[Opening DATASET RECORDS section]

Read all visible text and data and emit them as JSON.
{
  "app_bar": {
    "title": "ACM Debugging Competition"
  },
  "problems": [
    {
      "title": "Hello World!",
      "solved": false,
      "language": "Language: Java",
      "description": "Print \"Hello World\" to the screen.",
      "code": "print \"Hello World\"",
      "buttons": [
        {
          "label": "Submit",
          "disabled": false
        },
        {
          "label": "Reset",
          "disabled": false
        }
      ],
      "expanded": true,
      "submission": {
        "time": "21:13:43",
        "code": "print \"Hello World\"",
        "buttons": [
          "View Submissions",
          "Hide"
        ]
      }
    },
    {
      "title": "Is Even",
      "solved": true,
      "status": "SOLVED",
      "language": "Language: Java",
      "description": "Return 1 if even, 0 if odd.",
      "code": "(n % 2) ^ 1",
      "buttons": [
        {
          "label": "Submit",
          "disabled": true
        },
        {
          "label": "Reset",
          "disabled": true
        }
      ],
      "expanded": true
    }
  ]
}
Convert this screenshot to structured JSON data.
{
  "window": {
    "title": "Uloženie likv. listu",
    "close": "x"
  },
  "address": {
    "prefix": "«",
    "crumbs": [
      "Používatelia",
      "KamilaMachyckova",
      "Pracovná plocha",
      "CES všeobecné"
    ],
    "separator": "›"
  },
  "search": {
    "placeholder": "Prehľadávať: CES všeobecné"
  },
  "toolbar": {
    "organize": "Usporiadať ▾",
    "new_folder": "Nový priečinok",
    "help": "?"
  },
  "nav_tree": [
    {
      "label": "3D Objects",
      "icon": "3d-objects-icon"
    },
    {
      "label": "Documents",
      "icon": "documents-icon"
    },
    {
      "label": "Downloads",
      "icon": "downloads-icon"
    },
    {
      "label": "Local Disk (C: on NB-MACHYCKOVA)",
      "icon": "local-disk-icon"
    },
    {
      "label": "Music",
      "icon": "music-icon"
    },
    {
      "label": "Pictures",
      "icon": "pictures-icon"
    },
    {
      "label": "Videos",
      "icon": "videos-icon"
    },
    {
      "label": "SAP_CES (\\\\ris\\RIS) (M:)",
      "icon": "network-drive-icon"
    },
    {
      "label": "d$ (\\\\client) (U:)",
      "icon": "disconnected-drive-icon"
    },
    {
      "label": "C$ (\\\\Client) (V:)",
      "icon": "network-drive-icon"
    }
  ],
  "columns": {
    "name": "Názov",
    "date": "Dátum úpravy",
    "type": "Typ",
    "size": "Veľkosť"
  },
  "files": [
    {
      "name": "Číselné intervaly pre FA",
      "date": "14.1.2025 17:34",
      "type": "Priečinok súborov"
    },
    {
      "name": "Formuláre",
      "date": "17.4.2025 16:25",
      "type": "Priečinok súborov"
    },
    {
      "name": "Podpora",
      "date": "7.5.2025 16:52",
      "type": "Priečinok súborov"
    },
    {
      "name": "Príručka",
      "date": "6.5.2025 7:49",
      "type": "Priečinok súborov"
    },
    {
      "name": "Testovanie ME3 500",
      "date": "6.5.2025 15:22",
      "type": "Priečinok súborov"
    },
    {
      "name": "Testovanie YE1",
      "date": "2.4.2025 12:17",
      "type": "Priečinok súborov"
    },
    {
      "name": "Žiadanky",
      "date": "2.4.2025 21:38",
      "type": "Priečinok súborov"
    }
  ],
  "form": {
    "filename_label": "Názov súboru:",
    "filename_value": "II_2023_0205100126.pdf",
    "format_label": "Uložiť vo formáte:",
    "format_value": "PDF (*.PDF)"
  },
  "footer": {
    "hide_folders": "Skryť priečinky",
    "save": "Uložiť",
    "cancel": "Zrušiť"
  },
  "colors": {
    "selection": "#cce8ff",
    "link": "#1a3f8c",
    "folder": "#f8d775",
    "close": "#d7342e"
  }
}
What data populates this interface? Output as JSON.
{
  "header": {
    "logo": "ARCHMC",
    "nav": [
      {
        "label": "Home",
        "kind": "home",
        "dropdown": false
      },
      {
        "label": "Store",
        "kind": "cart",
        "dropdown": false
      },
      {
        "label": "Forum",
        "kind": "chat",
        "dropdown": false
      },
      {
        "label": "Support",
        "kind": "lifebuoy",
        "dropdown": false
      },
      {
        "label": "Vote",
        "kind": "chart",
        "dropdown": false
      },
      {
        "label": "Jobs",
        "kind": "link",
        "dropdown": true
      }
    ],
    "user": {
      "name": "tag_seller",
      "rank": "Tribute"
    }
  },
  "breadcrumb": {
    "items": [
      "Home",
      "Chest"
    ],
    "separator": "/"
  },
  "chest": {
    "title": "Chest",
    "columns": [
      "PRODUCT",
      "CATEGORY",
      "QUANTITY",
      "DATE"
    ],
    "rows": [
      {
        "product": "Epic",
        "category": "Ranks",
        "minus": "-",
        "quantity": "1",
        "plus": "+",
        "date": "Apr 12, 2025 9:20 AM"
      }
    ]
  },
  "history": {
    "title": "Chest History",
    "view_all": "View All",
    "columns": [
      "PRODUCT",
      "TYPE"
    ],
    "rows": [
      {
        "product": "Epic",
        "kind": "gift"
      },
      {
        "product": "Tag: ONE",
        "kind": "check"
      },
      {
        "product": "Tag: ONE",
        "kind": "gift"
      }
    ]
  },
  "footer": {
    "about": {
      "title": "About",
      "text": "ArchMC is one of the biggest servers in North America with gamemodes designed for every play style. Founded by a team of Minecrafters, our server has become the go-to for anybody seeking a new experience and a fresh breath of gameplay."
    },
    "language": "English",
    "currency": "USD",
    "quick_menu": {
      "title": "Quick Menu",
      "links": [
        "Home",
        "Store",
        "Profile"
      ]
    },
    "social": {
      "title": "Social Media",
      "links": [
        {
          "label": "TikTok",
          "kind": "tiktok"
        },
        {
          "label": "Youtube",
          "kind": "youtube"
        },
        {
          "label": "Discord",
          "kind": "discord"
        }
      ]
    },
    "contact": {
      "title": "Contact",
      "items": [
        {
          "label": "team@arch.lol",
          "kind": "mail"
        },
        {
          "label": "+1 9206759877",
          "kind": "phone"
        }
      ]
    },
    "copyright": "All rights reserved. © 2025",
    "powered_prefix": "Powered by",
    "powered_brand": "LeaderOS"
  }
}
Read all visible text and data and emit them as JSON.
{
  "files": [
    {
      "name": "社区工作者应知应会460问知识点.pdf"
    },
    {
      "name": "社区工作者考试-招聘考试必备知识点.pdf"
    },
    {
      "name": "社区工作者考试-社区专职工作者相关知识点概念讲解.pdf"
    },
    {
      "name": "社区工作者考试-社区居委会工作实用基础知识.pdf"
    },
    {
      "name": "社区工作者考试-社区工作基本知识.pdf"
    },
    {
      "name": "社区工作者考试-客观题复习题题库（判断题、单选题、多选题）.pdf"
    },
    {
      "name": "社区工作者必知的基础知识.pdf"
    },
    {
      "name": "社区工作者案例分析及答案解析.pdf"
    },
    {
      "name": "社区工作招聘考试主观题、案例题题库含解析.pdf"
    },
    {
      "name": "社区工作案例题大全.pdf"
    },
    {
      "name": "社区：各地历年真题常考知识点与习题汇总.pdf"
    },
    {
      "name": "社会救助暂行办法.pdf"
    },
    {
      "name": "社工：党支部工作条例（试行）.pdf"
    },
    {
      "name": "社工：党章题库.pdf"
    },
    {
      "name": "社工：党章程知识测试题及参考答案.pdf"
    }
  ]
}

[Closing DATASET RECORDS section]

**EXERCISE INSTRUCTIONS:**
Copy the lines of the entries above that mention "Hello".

**COMPLETED TASK:**
      "title": "Hello World!",
      "description": "Print \"Hello World\" to the screen.",
      "code": "print \"Hello World\"",
        "code": "print \"Hello World\"",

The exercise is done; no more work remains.